When I was a child, I took piano lessons and had to endure performing in recitals. I did not enjoy this very much, perhaps because I was not cut out to handle to rigors of the Royal Conservatory of Music. Or maybe I just sucked at piano. However, playing in a recital is a solo endeavour, so if I was not keeping proper time, no one else suffered (except perhaps the ears of the poor parents in the audience).
Later I took acoustic guitar lessons and strummed and sang some songs. Once again, it was just me playing, so keeping the beat was not as important.
When I was in high school, I played trumpet in the high school band. I relied on the conductor to ensure that I was keeping tempo and playing in the right spot.
Currently, I play in a mid-life crises rock band called ‘Below the Belt”. Its just four of us…a drummer, guitarist, vocalist, and myself on bass guitar. I quickly learned how fatal timing errors can be. If we are all not in the same spot, we sound like donkey poop.
I have difficulty hearing the kick drum of the drummer when playing live music. If I try to move closer to the drum kit, all I hear is the crash and ride cymbals and nothing else. Snare drum is easier to hear, but as a bass player I am required to be “locked in” with the kick drum.
So upon the suggestion of a colleague from Switzerland, I created a platform to stand on. It consists of the following components:
- Microphone on kick drum
- XLR cable
- Microphone Pre-amp
- Subwoofer amplifier
- Bass Shaker
- Plywood platform to stand on
So basically what happens, is that the microphone picks up the sound of the kick drum and causes my platform to shake. I feel the kick drum through the soles of my shoes.
I obtained the microphone, XLR cable, and pre-amp from a music store (Long and McQuade inCanada). The subwoofer amplifier and bass shaker were obtained from Parts Express in the United States.
Note that I am hesitant to give you the exact part numbers. To build such a device, you need to understand power, watts, speaker impedance, series vs parallel wiring. Failure to do so could cause an accident, and I don’t want to be responsible for that. If you don’t know how to build such a device, get some expert help before proceeding.

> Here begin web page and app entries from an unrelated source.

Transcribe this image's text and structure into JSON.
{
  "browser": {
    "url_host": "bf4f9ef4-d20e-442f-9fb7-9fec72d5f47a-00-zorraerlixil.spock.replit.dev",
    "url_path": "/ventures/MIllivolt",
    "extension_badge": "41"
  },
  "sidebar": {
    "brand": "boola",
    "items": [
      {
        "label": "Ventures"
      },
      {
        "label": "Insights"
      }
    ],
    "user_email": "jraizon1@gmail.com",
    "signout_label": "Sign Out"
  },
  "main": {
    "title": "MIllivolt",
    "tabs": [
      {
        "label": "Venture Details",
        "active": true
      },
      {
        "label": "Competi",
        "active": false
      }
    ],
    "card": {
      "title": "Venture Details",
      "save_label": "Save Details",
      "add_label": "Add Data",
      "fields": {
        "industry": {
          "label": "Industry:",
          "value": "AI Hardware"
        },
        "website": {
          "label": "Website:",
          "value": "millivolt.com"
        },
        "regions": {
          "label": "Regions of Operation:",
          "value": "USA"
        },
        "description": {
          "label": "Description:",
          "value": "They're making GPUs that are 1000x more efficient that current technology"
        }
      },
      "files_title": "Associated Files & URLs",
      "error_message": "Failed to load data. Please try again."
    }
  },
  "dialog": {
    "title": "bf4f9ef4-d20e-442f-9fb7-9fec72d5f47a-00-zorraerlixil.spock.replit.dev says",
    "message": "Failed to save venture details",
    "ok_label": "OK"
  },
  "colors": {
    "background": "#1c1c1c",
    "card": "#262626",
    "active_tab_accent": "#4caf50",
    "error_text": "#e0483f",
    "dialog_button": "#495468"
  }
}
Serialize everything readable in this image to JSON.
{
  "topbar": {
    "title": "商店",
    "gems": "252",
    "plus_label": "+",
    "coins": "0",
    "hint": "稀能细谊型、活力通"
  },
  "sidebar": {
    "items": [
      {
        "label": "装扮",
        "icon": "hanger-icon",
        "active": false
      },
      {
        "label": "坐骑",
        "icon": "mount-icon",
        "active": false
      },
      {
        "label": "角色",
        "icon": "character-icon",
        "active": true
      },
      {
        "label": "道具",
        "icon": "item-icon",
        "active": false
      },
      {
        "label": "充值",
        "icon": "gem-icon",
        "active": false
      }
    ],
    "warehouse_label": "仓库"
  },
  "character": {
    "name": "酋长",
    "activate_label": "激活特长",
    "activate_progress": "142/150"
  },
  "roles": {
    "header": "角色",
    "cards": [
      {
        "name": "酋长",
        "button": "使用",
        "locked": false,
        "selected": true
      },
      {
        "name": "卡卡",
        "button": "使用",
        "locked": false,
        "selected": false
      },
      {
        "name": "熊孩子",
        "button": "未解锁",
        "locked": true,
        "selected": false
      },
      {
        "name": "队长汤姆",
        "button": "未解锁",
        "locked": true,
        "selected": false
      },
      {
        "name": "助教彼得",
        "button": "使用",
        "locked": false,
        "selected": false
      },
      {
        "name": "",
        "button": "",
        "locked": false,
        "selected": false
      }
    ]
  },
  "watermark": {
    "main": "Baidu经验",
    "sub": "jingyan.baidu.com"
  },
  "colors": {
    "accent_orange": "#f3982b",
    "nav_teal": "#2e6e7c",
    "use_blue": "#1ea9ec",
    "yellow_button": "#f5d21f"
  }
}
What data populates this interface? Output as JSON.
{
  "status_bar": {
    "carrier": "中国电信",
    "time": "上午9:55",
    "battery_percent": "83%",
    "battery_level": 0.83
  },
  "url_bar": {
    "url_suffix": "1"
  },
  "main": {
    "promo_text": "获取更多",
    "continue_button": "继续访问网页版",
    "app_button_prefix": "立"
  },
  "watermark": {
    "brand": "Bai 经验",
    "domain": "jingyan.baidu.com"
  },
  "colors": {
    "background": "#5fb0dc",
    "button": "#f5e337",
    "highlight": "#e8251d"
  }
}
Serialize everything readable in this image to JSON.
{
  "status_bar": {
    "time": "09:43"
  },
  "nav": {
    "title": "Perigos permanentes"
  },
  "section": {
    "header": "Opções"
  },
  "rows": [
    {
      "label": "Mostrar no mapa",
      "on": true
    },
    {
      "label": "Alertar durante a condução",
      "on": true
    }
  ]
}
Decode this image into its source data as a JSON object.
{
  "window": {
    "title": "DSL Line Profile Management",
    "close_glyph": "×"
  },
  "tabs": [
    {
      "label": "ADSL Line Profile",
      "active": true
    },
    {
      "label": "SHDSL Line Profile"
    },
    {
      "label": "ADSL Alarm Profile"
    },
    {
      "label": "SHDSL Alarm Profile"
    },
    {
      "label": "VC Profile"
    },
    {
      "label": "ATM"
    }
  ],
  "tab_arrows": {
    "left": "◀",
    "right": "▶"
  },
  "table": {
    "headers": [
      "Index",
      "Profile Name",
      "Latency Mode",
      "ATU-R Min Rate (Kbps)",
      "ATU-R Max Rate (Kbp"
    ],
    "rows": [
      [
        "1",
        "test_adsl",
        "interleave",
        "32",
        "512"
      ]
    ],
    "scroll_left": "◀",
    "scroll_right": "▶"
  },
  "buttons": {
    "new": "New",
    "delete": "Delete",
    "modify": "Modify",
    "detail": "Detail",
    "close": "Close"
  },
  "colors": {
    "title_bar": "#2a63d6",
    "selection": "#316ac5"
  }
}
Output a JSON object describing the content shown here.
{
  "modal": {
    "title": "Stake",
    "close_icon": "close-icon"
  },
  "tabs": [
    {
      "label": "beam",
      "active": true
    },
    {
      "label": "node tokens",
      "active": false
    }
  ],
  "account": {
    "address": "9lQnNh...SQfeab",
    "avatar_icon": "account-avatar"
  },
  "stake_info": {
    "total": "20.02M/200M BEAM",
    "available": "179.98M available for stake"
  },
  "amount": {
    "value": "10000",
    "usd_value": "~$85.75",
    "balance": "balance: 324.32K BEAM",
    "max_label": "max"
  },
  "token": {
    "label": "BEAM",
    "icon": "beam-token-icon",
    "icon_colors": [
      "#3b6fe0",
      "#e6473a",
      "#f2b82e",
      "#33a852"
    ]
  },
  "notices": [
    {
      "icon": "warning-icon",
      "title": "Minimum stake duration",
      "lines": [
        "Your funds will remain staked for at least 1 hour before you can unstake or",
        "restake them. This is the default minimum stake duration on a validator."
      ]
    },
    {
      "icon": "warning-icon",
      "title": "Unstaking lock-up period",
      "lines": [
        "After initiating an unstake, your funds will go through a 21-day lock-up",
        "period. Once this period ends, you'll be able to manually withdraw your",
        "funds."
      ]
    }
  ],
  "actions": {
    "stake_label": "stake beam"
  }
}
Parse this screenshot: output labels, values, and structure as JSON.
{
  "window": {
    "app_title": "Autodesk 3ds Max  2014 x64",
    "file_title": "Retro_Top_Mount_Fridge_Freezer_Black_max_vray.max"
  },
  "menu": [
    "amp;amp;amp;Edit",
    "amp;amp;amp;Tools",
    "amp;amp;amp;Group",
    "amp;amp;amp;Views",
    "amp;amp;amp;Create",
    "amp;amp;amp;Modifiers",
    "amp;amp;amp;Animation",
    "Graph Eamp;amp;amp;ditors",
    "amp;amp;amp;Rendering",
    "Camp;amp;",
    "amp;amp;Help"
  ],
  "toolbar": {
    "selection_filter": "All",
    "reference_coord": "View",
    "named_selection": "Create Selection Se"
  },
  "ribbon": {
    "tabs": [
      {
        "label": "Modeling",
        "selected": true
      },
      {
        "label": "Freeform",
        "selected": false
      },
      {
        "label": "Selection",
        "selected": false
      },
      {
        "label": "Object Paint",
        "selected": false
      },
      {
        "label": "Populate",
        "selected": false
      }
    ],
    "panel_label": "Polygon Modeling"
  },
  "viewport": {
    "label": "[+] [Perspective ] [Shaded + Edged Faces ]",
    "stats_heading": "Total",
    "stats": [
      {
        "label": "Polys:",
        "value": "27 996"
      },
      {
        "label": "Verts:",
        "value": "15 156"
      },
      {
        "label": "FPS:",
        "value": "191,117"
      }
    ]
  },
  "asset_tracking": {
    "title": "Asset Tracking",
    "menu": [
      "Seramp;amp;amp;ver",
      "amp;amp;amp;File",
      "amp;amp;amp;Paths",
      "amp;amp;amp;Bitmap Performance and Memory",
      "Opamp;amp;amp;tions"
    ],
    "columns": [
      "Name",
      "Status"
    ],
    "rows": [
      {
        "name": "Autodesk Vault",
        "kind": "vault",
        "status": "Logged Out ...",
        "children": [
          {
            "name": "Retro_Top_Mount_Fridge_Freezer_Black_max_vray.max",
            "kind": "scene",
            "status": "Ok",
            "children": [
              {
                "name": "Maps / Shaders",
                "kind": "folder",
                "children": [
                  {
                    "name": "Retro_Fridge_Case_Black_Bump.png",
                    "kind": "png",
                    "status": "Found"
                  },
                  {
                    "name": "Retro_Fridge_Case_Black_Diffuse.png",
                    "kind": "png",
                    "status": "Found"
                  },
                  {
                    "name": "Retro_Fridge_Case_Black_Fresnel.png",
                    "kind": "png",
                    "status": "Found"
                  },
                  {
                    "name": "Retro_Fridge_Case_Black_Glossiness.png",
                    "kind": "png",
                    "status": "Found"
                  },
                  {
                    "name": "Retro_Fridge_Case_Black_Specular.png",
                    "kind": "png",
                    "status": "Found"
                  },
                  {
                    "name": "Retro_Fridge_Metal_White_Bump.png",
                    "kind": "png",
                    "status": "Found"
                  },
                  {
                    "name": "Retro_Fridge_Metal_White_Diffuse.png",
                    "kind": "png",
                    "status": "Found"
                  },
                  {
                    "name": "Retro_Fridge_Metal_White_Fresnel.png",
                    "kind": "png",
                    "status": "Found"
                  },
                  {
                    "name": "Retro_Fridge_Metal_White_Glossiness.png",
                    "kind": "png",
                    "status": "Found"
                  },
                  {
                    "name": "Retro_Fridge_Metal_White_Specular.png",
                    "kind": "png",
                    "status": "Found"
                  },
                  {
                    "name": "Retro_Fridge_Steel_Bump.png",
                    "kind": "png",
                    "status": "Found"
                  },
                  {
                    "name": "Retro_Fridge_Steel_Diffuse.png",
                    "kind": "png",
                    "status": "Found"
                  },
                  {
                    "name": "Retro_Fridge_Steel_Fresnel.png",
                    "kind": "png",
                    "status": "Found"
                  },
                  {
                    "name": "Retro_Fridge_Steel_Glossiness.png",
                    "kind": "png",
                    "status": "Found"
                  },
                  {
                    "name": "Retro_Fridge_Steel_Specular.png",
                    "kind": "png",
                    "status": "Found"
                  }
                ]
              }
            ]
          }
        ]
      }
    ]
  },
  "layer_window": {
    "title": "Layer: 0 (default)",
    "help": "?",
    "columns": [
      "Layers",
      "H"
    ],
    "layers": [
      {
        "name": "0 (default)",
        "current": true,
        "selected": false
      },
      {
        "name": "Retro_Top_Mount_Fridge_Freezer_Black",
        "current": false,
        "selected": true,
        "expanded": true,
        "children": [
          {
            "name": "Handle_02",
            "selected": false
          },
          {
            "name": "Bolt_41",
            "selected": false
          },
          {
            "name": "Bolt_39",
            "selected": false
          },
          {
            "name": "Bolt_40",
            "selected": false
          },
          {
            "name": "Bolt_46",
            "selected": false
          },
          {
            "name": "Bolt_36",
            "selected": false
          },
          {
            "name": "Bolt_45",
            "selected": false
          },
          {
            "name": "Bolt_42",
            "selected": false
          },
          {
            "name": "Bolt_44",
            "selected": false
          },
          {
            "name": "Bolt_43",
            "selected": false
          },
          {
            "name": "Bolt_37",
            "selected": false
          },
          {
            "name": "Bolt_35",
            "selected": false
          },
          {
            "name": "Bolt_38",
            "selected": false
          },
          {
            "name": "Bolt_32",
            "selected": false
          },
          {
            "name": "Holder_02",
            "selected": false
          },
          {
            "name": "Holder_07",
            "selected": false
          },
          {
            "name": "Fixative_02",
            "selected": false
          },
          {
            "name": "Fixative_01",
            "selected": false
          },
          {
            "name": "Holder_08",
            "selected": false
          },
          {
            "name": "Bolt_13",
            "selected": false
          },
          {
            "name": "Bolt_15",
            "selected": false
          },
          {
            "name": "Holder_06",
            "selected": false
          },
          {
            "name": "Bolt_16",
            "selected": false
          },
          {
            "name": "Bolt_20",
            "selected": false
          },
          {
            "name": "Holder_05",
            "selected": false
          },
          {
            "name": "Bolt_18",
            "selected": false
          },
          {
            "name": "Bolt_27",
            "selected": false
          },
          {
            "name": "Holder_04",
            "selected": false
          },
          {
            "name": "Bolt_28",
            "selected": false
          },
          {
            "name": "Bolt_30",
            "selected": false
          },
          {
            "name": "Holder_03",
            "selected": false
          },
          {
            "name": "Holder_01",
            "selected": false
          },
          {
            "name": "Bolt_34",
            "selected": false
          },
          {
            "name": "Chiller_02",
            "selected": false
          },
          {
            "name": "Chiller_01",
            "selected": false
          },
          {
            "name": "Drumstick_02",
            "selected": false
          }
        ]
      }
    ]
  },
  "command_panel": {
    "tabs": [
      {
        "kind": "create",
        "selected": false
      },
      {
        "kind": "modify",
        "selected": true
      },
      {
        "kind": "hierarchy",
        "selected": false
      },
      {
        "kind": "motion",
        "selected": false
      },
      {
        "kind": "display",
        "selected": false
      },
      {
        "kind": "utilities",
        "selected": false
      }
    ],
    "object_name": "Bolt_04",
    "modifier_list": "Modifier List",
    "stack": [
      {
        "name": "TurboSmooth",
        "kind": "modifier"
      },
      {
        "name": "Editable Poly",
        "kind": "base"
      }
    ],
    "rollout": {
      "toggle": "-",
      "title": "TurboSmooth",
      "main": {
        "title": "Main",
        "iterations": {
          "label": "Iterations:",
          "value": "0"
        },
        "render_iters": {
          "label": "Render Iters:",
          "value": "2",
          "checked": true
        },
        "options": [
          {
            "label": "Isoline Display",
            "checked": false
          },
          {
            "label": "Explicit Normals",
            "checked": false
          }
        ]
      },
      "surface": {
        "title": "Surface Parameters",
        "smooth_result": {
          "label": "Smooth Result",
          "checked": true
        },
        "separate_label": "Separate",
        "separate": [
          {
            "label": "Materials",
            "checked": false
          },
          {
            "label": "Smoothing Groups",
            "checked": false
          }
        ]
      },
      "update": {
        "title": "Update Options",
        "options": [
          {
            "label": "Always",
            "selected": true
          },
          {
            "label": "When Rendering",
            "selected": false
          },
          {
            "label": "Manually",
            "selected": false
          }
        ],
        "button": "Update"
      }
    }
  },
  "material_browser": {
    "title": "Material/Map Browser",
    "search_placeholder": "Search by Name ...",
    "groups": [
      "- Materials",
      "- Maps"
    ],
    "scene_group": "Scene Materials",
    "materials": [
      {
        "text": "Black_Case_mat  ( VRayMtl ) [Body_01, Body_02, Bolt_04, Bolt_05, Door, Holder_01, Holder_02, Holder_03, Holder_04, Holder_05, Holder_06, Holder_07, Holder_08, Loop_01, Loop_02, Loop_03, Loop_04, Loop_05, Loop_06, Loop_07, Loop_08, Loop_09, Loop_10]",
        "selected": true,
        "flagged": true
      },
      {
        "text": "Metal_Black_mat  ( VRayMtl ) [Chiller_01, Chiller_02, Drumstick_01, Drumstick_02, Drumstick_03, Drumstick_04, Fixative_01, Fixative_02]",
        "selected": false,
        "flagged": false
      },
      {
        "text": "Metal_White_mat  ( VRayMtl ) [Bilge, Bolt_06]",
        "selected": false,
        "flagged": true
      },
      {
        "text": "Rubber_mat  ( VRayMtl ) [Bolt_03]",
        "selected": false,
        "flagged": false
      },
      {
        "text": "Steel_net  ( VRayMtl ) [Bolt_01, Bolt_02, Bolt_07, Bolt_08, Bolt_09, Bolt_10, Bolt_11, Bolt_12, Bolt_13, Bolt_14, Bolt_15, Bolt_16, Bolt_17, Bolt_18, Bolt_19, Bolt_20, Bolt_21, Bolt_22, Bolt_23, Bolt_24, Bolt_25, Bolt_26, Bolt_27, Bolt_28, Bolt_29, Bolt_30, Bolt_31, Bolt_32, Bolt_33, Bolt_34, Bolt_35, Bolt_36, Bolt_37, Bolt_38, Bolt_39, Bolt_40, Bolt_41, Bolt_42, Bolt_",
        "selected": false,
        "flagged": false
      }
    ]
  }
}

Now that I made that disclaimer, I can tell you that it has been a great help for me. My band mates tell me that I play much “tighter” with this unit. Any musician or singer who stands can use this. I can see this being used with a musician who sits down as well, such as a piano player, by attaching it into the chair.
Here are some pictures of my band and the platform I use.
In an upcoming post, I will show you what I do to hear better while playing live music.